The Canadian Council on Learning had been under Charles McVety's radar for some time, so he no doubt zapped them; but why Smith Falls? And why a program to encourage young people to learn about our military history?
I thought they were all about the military.
And the reason they gave these young people?
"... providing education is not deemed a priority."
Can you believe it? Yet they can give four million dollars to build a library in a private school and another faith-based centre got almost half a mill for an indoor soccer field.
Lest We Forget forgotten by feds
By EARL McRAE, Ottawa Sun
January 20, 2010
What began as a class project has become a national success story — Library And Archives Canada government website That’s right. A huge national success story.
Why then has this government — that claims to passionately care about our military and its honourable history that too many Canadians shamefully know so
little about through an indifferent educational system — decided to kill that which began as a class project and become a national success story?
The national success story is called Lest We Forget.
Nice going feds, you’ve forgotten.

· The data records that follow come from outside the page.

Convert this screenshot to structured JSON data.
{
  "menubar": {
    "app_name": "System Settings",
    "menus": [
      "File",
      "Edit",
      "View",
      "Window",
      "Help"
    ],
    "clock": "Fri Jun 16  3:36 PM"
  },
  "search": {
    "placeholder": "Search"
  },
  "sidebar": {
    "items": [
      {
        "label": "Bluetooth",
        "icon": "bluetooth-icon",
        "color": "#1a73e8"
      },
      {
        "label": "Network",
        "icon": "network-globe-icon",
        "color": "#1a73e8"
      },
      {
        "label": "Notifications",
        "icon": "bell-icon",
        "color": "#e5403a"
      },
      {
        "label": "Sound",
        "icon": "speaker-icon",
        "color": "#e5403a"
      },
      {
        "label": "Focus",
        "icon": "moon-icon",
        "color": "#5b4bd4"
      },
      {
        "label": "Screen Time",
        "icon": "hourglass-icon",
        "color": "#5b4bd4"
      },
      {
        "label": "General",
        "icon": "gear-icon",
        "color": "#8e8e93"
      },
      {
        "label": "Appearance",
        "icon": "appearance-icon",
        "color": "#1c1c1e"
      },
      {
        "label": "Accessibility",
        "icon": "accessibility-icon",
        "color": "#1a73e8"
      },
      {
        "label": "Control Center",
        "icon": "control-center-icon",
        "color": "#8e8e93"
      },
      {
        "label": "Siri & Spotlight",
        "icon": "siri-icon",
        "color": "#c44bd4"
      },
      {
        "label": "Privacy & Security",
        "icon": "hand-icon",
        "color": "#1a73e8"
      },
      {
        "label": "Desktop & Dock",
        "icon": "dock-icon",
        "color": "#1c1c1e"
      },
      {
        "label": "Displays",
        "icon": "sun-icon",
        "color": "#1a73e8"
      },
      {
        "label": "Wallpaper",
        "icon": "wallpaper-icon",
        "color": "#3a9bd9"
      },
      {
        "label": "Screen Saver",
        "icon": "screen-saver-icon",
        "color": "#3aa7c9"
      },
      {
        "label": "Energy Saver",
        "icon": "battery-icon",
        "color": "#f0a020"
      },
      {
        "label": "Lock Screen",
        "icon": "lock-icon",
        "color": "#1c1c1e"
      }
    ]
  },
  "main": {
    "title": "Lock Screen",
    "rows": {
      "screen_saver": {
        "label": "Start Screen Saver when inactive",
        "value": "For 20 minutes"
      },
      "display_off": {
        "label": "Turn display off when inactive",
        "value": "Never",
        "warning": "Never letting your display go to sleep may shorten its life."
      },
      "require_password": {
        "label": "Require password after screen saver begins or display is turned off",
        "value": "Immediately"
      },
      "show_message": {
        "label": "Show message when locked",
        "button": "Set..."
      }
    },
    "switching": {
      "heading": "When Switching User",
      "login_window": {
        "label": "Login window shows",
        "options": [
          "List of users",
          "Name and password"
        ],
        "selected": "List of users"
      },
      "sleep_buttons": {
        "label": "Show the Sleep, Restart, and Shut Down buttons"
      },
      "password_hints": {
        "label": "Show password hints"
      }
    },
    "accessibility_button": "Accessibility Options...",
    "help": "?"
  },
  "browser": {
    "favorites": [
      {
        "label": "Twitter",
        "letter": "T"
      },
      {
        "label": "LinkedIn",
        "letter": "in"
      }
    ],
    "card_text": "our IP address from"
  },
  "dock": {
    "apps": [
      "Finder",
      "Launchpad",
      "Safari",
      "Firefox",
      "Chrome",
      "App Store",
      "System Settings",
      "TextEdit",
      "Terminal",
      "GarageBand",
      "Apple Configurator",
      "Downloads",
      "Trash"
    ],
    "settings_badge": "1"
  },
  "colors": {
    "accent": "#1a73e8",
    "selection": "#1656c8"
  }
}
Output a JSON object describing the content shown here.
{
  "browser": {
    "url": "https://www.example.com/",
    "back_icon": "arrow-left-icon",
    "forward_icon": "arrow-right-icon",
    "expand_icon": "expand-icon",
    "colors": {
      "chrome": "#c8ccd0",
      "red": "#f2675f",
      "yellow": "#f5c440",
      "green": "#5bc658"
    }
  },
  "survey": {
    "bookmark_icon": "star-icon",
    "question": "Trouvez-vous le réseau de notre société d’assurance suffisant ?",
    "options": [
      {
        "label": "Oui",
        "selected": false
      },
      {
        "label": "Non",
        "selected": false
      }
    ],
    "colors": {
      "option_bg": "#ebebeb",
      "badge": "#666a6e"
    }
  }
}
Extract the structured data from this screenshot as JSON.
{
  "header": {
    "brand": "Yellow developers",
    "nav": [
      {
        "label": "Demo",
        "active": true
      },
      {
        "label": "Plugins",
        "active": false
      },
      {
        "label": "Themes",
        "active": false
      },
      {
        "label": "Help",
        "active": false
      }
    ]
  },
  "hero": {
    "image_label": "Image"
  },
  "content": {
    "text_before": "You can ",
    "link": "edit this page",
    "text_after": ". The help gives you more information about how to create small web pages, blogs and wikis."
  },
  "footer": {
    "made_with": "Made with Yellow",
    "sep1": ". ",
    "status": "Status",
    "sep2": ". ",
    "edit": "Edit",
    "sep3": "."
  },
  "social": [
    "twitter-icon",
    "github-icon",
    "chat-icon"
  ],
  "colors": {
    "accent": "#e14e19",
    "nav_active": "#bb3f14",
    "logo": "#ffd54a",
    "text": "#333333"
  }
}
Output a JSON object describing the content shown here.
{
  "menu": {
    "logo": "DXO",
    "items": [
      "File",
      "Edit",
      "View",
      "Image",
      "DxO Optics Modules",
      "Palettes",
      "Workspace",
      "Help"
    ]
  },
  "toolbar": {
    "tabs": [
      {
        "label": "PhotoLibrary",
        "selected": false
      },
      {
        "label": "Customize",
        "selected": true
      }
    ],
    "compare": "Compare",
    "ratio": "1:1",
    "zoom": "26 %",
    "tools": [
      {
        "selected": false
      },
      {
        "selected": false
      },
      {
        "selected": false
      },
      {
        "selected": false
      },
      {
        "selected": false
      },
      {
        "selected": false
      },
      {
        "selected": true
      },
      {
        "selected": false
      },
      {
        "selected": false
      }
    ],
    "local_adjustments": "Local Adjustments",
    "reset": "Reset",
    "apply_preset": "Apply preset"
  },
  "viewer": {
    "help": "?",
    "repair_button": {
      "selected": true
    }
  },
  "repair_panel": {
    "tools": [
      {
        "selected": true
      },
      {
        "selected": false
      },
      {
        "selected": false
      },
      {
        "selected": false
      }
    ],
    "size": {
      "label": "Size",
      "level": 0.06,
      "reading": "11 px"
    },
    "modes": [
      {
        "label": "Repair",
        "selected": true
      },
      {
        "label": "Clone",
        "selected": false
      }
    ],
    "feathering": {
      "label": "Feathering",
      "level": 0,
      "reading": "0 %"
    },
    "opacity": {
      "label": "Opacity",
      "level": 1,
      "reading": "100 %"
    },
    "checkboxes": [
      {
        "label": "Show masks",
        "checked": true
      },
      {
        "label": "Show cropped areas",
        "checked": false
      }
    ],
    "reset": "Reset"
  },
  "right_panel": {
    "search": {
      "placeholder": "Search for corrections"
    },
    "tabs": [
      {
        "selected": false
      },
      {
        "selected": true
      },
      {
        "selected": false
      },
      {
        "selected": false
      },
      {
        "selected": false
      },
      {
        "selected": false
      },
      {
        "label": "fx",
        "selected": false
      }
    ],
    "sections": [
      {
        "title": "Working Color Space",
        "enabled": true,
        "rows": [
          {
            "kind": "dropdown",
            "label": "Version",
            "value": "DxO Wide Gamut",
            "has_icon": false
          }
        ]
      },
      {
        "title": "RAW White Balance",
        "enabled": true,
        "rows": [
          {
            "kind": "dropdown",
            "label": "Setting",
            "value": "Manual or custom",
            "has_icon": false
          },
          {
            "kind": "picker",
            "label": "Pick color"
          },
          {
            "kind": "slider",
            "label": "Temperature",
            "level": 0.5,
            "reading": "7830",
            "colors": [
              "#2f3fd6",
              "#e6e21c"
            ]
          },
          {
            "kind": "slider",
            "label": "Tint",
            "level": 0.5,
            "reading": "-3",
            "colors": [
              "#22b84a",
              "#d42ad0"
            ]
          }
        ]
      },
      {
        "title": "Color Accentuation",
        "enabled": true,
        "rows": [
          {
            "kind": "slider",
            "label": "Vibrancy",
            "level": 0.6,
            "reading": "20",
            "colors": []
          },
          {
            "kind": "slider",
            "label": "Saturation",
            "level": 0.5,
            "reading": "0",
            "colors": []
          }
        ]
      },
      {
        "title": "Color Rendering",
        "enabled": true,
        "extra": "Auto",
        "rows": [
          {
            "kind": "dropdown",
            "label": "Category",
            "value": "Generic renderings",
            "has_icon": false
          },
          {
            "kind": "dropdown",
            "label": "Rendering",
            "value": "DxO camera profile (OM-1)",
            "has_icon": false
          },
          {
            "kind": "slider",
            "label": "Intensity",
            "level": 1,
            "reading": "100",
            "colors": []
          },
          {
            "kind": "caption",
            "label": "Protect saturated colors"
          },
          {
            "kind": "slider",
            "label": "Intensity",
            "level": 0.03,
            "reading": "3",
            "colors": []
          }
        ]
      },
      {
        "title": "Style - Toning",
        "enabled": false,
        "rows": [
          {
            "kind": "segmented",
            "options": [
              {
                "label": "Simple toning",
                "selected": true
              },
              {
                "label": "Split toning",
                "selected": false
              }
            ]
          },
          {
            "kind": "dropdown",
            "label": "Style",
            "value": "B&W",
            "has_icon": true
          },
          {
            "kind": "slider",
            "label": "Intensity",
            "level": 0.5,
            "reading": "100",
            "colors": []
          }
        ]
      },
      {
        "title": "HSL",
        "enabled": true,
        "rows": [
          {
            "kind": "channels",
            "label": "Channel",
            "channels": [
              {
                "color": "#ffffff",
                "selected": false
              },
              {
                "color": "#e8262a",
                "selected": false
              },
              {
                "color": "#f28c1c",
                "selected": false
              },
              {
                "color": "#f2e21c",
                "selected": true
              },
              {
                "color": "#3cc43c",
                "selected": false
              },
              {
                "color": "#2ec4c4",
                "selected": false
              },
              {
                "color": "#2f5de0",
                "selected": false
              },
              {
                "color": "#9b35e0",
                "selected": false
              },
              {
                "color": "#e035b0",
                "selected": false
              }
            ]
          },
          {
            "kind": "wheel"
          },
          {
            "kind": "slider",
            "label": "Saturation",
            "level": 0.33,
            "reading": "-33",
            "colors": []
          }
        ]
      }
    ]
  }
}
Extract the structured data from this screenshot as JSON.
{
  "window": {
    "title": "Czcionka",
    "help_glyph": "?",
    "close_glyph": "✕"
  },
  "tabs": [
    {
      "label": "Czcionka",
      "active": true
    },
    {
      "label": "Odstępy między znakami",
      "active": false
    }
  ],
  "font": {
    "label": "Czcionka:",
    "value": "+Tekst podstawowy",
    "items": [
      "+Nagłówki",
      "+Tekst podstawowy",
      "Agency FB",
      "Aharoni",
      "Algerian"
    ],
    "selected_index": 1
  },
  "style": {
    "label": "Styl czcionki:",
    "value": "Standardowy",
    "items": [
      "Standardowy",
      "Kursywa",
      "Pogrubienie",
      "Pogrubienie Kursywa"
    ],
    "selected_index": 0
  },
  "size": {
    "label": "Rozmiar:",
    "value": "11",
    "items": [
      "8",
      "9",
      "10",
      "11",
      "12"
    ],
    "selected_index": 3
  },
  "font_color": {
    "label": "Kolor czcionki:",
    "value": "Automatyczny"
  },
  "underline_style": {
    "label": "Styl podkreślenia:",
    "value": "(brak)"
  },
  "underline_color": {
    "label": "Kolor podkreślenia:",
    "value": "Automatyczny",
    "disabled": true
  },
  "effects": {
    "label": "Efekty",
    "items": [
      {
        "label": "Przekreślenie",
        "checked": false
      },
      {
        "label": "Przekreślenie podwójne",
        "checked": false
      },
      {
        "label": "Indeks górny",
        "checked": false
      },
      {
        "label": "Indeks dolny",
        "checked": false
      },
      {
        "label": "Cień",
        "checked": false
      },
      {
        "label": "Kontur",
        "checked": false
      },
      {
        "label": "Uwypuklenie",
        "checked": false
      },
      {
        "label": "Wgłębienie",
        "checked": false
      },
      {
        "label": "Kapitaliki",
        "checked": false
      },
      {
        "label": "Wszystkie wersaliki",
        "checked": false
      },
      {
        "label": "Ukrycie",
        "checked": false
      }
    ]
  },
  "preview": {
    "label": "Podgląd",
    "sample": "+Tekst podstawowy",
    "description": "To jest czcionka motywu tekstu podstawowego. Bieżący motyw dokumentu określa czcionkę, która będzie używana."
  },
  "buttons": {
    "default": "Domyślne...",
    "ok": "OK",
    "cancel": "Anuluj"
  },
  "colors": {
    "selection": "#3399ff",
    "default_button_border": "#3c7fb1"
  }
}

You can now remove the boast from the LAC website. The sour stench of success. Last Friday the feds, who care about our military and its honourable history, served notice to LAC that as of March 30 the Education Centre at LAC on Wellington St. from which educators have co-ordinated the Lest We Forget program for thousands of visiting high school students from across the country — including Ottawa and area — will be permanently shut down.
Says Blake Seward, the former Smiths Falls high school history teacher who created Lest We Forget six years ago as a class project that has become a national success story: “The reason they (government) gave for closing the Education Centre is that providing education is not deemed a priority.”
Priority? Excuse me? Our high school kids accessing and learning about Canada’s military heritage, and exploits of individual soldiers, through the voluminous public documents and records at LAC is not deemed a priority? I see. Can you spell constipated bureaucratic bulls--t?
The large conference room at the Education Centre was perfect for the students who, with teachers, would arrive in large groups, and enthusiastically interact with one another verbally; the room designated only for them over the several hours of learning.
“Over a thousand students from across Canada have visited since September,” says Seward, 44. “There are 1,500 requests right now. There will no longer be on-site visits in the conference room for secondary students to conduct primary and secondary research.
“They will have to work in the reference room (sharing it with the general public) which from an educator’s perspective, does not work because you cannot talk or work with students in that room.
“It’s a library. Talking in there, the students among themselves in their research and with their teachers, all necessary, would be like a cannon going off. You’d be told to shut up.”
For the Education Centre, says Seward, students through the Lest We Forget program are given priority, their requests expedited.
“The closing of the centre means that school requests will be moved into the eight-month backlog of requests for material from the general public, which again from a teacher’s perspective does not work.”
Blake Seward, educator, innovator, has had a long and deep interest in Canada’s military history. A great uncle was killed at Passchendale in the First World War. Lest We Forget focuses on our soldiers of that long ago war of which so little is known or understood by our students who should know.
“As our veterans move on in ever increasing numbers each day,” says Seward, “our direct link to the Second World War will become as remote as is our current state with the Great War. The students co-ordinate with universities that have adopted the Lest We Forget project.
“These secondary and post-secondary students are the custodians of our military history, and we are dependent upon their engagement to keep that memory alive.
“The military history of Canada is a proud one and the memory of the sacrifice made by men and women in the service of our country must remain in the forefront of our collective consciousness,” Seward says.
Do you have anything to add, Stephen Harper? Blake Seward does: “This effectively kills Lest We Forget.”
Contact McRae at email@example.com or leave a message at 613-739-5133, ext. 469.